- Use for access control and cryptographic authentication.
If any bits are set, the packet is discarded immediately and nothing is changed.
- TEST6 through TEST8
- Check the health of the server. If any bits
are set, the packet is discarded; otherwise, the offset and delay
relative to the server are calculated and saved.
- Check the health of the association itself.
If any bits are set, the packet is discarded. Otherwise,
the saved variables are passed to the clock filter and
- TEST10 through TEST12
- Check the authentication state using Autokey
public-key cryptography. If any bits are set and the association has
previously been marked reachable, the packet is discarded; otherwise,
the originate and receive timestamps are saved, as required by the
NTP protocol, and processing continues.
The flash bits for each test are defined as follows:
- 0x001 TEST1
- Duplicate packet. The packet is at best a casual retransmission and at
worst a malicious reply.
- 0x002 TEST2
- Bogus packet. The packet is not a reply to a message previously sent.
This can happen when the NTP daemon is restarted before somebody
- 0x004 TEST3
- Unsynchronized. One or more timestamp fields are invalid. This normally
happens when the first packet from a peer is received.
- 0x008 TEST4
- Access is denied.
- 0x010 TEST5
- Failure of cryptographic authentication.
- Server is unsynchronized. Wind up its clock first.
- 0x040 TEST7
- Server stratum is at the maximum of 15. It is probably
unsynchronized and its clock needs to be wound up.
- 0x080 TEST8
- Root delay or dispersion is greater than one second, which is
highly unlikely unless the peer is unsynchronized.
- 0x100 TEST9
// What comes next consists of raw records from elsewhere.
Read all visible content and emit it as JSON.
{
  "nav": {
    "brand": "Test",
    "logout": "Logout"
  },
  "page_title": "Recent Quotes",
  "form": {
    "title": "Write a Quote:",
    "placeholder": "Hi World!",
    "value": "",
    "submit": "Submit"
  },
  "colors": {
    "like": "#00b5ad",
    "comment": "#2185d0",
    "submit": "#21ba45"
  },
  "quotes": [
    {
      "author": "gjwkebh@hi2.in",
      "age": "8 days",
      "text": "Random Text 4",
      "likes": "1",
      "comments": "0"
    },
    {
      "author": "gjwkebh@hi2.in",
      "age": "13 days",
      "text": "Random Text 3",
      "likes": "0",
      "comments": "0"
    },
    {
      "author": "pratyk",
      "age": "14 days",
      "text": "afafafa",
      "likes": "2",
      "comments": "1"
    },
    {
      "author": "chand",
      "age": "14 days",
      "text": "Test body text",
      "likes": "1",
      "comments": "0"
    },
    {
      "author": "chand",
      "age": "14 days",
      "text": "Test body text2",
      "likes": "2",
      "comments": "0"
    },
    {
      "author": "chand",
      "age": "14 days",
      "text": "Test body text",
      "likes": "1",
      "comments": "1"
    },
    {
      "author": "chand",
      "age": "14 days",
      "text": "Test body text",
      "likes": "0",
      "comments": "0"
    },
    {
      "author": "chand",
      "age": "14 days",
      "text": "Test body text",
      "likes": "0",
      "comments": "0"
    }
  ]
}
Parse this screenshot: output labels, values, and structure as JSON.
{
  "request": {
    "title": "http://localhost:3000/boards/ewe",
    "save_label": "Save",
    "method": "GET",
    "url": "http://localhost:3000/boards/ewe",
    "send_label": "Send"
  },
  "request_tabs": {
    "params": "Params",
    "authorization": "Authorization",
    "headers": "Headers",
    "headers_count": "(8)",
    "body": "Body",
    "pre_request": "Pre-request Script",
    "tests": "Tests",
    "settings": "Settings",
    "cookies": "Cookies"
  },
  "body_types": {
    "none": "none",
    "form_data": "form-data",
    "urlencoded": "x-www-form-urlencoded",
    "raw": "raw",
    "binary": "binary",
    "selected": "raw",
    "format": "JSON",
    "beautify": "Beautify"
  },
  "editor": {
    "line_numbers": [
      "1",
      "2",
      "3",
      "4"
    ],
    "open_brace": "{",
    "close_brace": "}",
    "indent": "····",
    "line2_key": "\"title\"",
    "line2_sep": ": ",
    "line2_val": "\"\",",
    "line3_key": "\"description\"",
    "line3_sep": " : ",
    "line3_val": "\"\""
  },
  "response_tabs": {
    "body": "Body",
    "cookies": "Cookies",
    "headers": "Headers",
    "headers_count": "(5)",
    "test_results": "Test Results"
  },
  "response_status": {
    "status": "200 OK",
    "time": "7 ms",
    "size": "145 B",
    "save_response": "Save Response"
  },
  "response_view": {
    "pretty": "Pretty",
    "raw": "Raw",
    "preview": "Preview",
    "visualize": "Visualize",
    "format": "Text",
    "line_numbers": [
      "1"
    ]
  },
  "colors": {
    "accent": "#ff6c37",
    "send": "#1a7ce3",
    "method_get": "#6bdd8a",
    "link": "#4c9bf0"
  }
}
- Peer delay or dispersion is greater than one second, which is
- 0x200 TEST10
- Autokey protocol has detected an authentication failure.
- 0x400 TEST11
- Autokey protocol has not verified the server or peer.
- 0x800 TEST12
- A protocol or configuration error has occurred in the public key
algorithms or a possible intrusion event has been detected.
The peers command is nonatomic and may occasionally result
in spurious error messages about invalid associations. Also,
you wait a long time for timeouts, because
the timeout time is a fixed constant, and it assumes the
worst-case scenario. In addition, the program doesn't estimate timeout as
it sends queries to a particular host.